- EXERCISE
Search the records for "more" and copy each line that holds it.

- WORKING DATA

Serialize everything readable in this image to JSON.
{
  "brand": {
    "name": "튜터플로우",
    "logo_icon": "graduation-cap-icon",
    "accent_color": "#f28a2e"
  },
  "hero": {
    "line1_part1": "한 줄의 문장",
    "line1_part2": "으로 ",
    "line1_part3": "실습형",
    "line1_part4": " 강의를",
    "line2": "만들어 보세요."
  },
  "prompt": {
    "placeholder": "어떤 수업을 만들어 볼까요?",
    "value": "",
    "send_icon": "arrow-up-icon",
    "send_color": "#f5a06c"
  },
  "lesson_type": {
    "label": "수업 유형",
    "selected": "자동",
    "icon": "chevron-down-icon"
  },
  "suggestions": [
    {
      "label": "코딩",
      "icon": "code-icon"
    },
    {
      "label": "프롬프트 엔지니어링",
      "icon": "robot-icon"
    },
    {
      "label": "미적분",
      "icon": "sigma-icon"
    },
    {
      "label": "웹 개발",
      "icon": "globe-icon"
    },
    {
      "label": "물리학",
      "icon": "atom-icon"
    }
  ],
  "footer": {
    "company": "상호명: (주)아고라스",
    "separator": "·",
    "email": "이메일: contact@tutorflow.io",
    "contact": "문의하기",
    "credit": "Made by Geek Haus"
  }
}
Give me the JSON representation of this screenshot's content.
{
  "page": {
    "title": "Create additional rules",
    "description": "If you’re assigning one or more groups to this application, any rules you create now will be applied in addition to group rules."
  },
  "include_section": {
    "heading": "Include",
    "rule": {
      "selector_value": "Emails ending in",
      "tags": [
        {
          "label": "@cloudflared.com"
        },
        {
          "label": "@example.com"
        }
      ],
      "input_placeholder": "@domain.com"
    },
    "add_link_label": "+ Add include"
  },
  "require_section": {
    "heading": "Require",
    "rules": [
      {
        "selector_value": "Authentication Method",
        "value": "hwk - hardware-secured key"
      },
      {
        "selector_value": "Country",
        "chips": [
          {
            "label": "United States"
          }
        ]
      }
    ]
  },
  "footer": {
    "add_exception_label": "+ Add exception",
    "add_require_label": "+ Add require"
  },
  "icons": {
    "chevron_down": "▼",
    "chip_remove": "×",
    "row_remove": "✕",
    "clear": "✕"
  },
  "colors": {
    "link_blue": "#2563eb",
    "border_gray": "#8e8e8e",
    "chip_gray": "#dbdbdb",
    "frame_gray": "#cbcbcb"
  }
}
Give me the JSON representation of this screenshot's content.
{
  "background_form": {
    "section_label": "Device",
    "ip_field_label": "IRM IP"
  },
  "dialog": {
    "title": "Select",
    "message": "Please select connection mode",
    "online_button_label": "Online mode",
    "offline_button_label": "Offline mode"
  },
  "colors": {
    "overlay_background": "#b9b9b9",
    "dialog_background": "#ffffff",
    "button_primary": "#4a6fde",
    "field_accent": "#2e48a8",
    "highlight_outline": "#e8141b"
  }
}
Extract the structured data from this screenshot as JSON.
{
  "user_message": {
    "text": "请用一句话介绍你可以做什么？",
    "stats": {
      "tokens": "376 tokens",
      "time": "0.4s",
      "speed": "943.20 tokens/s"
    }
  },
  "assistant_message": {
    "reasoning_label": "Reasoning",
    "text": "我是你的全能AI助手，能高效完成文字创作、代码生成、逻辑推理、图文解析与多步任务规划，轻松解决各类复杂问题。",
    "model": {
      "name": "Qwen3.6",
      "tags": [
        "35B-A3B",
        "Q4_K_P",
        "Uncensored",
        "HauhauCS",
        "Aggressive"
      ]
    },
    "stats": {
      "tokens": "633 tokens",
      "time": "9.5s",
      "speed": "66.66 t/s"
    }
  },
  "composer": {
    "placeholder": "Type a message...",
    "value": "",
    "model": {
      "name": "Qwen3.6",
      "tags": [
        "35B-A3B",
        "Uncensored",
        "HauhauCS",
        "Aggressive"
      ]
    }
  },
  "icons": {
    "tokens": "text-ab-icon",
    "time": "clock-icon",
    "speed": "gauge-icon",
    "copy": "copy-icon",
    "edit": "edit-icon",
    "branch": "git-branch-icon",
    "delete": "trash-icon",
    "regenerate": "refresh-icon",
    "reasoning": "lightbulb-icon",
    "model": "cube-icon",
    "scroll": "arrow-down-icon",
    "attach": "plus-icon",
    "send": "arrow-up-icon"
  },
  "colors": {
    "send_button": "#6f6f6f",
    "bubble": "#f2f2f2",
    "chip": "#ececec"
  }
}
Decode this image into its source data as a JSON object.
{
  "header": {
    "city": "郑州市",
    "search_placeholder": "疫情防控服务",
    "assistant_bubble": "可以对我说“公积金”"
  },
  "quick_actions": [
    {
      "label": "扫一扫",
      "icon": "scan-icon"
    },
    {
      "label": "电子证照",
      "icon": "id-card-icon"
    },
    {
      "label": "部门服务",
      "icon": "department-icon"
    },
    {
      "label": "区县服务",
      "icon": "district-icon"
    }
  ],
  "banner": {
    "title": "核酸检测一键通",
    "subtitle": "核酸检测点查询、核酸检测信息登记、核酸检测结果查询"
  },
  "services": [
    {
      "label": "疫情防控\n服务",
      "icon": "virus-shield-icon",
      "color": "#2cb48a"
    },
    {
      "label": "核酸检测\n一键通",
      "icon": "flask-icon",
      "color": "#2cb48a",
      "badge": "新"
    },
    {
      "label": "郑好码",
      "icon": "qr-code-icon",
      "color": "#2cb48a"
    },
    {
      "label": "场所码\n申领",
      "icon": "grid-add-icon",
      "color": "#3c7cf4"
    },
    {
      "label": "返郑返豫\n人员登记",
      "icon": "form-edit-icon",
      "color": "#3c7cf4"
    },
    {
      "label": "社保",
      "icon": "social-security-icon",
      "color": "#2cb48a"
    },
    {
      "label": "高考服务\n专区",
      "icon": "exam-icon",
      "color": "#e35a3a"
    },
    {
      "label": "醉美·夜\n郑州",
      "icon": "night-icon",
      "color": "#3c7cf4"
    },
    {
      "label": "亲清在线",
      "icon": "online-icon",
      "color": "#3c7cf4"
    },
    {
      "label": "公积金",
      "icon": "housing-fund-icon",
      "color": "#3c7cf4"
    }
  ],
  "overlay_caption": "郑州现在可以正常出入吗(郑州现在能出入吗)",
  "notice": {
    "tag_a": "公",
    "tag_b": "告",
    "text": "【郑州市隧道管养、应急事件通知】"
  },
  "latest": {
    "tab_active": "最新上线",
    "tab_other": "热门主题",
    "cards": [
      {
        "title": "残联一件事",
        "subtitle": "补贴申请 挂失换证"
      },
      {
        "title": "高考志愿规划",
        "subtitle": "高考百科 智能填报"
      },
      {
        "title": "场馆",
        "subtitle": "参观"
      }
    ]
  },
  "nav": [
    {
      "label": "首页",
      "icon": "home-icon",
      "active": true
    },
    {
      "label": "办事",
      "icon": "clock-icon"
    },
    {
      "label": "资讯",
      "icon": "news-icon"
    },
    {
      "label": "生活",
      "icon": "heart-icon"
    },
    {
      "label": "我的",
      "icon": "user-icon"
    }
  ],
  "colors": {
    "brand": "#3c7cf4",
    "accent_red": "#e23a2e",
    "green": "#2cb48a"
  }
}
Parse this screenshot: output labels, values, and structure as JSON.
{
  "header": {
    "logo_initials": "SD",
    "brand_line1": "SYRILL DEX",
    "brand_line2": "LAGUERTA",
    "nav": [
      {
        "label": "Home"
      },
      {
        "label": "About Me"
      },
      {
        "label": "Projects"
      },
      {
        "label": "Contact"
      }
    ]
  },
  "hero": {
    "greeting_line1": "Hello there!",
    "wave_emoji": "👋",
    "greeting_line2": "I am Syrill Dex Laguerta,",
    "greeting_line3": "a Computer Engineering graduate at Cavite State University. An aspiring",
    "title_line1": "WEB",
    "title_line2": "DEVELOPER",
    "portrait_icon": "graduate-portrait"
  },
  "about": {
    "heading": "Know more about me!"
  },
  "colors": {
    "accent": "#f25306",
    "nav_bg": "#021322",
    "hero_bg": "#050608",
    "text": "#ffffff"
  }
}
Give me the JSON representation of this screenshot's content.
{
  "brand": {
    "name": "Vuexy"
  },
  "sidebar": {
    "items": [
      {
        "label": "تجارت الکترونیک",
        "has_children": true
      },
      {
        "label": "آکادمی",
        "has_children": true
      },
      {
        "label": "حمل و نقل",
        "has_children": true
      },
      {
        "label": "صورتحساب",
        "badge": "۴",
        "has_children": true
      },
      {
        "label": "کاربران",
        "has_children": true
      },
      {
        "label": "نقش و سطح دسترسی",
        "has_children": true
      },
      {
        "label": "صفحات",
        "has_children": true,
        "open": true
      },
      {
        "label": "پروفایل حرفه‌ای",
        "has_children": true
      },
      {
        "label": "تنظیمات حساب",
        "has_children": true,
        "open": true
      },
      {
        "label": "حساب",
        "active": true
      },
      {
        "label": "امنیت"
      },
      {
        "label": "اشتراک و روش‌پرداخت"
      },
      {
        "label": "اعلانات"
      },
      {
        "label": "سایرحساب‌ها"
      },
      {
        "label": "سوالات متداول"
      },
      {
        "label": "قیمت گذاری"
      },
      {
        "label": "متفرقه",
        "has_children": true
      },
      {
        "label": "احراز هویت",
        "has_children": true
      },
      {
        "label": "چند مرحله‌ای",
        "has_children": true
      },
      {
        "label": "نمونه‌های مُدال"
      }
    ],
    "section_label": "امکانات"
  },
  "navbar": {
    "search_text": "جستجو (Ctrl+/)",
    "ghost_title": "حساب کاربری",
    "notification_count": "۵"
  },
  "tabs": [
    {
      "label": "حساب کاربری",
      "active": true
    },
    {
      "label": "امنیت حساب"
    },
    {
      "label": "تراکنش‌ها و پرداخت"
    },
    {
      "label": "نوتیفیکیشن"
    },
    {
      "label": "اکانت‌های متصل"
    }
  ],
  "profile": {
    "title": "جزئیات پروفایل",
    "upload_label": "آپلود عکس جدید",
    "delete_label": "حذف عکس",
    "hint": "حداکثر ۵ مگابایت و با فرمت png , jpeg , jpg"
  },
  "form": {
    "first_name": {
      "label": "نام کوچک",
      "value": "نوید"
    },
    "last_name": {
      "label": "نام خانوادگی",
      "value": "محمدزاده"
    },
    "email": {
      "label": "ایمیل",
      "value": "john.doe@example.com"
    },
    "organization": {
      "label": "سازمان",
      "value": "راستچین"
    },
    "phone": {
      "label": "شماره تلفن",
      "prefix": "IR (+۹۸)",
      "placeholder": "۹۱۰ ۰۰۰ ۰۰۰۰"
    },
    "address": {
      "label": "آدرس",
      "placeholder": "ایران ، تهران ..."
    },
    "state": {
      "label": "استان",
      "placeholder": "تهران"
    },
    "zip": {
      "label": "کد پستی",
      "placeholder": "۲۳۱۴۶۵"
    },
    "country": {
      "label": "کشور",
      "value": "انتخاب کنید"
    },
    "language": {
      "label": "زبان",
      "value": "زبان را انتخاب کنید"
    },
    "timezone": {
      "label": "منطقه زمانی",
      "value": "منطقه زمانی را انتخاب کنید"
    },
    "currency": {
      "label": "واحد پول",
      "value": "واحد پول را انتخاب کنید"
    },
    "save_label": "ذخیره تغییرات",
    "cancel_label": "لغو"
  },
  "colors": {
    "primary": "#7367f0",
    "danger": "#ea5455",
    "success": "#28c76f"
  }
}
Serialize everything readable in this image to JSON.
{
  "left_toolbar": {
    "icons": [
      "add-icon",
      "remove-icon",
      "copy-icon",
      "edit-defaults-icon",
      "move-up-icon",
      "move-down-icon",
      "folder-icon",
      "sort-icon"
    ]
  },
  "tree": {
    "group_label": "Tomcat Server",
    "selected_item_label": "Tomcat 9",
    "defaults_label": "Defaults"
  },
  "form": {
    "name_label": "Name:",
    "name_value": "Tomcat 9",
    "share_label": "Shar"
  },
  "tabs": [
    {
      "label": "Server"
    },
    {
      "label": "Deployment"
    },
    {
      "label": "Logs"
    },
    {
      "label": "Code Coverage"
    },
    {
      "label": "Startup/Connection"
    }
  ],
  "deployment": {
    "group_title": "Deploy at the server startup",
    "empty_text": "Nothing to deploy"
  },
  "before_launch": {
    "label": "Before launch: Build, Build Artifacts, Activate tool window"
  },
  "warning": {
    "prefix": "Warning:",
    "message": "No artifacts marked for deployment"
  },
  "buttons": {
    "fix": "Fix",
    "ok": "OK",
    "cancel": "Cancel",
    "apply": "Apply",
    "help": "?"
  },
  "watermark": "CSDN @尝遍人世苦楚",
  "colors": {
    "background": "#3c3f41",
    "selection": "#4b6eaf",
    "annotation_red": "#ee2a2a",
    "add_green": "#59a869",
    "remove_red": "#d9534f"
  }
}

- REPLY TO THE TASK
    "description": "If you’re assigning one or more groups to this application, any rules you create now will be applied in addition to group rules."
    "heading": "Know more about me!"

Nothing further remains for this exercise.